- _SUPPLIED DATA_
■ ■ ■ ■ ■

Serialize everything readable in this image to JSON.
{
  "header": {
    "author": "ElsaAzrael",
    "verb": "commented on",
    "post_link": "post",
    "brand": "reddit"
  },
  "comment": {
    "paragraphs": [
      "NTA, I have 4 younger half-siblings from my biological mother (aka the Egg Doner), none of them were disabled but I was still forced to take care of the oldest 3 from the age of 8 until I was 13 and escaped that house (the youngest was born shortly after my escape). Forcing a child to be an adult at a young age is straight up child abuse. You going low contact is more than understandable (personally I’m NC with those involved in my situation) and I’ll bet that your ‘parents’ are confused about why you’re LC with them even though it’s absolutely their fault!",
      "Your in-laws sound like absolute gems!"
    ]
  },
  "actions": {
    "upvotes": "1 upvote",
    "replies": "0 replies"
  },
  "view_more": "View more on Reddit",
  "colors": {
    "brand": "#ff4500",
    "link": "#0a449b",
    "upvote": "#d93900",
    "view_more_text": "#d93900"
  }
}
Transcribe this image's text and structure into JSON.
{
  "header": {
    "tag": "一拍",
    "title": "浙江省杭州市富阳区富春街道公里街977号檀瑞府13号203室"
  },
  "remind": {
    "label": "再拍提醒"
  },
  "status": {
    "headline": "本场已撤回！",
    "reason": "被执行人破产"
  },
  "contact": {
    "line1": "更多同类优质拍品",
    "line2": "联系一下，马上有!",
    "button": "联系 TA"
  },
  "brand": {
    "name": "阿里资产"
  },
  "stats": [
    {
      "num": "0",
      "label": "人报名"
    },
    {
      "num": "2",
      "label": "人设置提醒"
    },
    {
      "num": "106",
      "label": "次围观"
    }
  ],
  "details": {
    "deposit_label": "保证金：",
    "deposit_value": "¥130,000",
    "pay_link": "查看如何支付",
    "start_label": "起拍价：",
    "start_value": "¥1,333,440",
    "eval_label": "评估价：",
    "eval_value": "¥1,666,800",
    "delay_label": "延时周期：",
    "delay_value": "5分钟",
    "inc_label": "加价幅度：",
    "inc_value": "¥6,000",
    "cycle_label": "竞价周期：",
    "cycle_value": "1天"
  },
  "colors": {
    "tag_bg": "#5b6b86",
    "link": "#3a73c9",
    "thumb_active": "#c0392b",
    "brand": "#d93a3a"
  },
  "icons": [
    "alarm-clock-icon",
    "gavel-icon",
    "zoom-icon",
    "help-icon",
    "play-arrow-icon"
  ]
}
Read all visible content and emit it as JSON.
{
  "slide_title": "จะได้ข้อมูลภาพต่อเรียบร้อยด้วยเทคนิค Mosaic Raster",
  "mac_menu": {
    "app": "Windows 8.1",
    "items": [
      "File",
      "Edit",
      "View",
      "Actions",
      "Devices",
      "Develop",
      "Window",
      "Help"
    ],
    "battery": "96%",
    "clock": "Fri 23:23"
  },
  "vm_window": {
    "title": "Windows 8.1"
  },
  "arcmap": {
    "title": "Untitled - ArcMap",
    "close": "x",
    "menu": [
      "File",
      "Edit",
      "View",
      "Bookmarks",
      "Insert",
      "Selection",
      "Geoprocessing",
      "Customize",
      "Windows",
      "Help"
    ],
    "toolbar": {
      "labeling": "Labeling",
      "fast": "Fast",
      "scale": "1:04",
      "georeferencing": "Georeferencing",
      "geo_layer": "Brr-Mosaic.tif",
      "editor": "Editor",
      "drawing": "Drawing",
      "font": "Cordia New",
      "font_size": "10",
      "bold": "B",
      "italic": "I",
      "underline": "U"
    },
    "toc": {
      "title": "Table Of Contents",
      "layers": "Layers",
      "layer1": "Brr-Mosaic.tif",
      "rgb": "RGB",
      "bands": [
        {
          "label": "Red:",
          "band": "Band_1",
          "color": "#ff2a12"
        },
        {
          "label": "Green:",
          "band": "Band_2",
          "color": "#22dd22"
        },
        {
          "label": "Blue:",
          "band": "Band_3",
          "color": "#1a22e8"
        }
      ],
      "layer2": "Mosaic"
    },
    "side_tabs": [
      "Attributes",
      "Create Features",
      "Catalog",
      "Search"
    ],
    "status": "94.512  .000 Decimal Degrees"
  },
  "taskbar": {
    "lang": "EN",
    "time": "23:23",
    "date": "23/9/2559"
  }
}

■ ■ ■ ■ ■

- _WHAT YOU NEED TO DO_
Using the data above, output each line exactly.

- _EXERCISE ANSWER_
Serialize everything readable in this image to JSON.
{
  "header": {
    "author": "ElsaAzrael",
    "verb": "commented on",
    "post_link": "post",
    "brand": "reddit"
  },
  "comment": {
    "paragraphs": [
      "NTA, I have 4 younger half-siblings from my biological mother (aka the Egg Doner), none of them were disabled but I was still forced to take care of the oldest 3 from the age of 8 until I was 13 and escaped that house (the youngest was born shortly after my escape). Forcing a child to be an adult at a young age is straight up child abuse. You going low contact is more than understandable (personally I’m NC with those involved in my situation) and I’ll bet that your ‘parents’ are confused about why you’re LC with them even though it’s absolutely their fault!",
      "Your in-laws sound like absolute gems!"
    ]
  },
  "actions": {
    "upvotes": "1 upvote",
    "replies": "0 replies"
  },
  "view_more": "View more on Reddit",
  "colors": {
    "brand": "#ff4500",
    "link": "#0a449b",
    "upvote": "#d93900",
    "view_more_text": "#d93900"
  }
}
Transcribe this image's text and structure into JSON.
{
  "header": {
    "tag": "一拍",
    "title": "浙江省杭州市富阳区富春街道公里街977号檀瑞府13号203室"
  },
  "remind": {
    "label": "再拍提醒"
  },
  "status": {
    "headline": "本场已撤回！",
    "reason": "被执行人破产"
  },
  "contact": {
    "line1": "更多同类优质拍品",
    "line2": "联系一下，马上有!",
    "button": "联系 TA"
  },
  "brand": {
    "name": "阿里资产"
  },
  "stats": [
    {
      "num": "0",
      "label": "人报名"
    },
    {
      "num": "2",
      "label": "人设置提醒"
    },
    {
      "num": "106",
      "label": "次围观"
    }
  ],
  "details": {
    "deposit_label": "保证金：",
    "deposit_value": "¥130,000",
    "pay_link": "查看如何支付",
    "start_label": "起拍价：",
    "start_value": "¥1,333,440",
    "eval_label": "评估价：",
    "eval_value": "¥1,666,800",
    "delay_label": "延时周期：",
    "delay_value": "5分钟",
    "inc_label": "加价幅度：",
    "inc_value": "¥6,000",
    "cycle_label": "竞价周期：",
    "cycle_value": "1天"
  },
  "colors": {
    "tag_bg": "#5b6b86",
    "link": "#3a73c9",
    "thumb_active": "#c0392b",
    "brand": "#d93a3a"
  },
  "icons": [
    "alarm-clock-icon",
    "gavel-icon",
    "zoom-icon",
    "help-icon",
    "play-arrow-icon"
  ]
}
Read all visible content and emit it as JSON.
{
  "slide_title": "จะได้ข้อมูลภาพต่อเรียบร้อยด้วยเทคนิค Mosaic Raster",
  "mac_menu": {
    "app": "Windows 8.1",
    "items": [
      "File",
      "Edit",
      "View",
      "Actions",
      "Devices",
      "Develop",
      "Window",
      "Help"
    ],
    "battery": "96%",
    "clock": "Fri 23:23"
  },
  "vm_window": {
    "title": "Windows 8.1"
  },
  "arcmap": {
    "title": "Untitled - ArcMap",
    "close": "x",
    "menu": [
      "File",
      "Edit",
      "View",
      "Bookmarks",
      "Insert",
      "Selection",
      "Geoprocessing",
      "Customize",
      "Windows",
      "Help"
    ],
    "toolbar": {
      "labeling": "Labeling",
      "fast": "Fast",
      "scale": "1:04",
      "georeferencing": "Georeferencing",
      "geo_layer": "Brr-Mosaic.tif",
      "editor": "Editor",
      "drawing": "Drawing",
      "font": "Cordia New",
      "font_size": "10",
      "bold": "B",
      "italic": "I",
      "underline": "U"
    },
    "toc": {
      "title": "Table Of Contents",
      "layers": "Layers",
      "layer1": "Brr-Mosaic.tif",
      "rgb": "RGB",
      "bands": [
        {
          "label": "Red:",
          "band": "Band_1",
          "color": "#ff2a12"
        },
        {
          "label": "Green:",
          "band": "Band_2",
          "color": "#22dd22"
        },
        {
          "label": "Blue:",
          "band": "Band_3",
          "color": "#1a22e8"
        }
      ],
      "layer2": "Mosaic"
    },
    "side_tabs": [
      "Attributes",
      "Create Features",
      "Catalog",
      "Search"
    ],
    "status": "94.512  .000 Decimal Degrees"
  },
  "taskbar": {
    "lang": "EN",
    "time": "23:23",
    "date": "23/9/2559"
  }
}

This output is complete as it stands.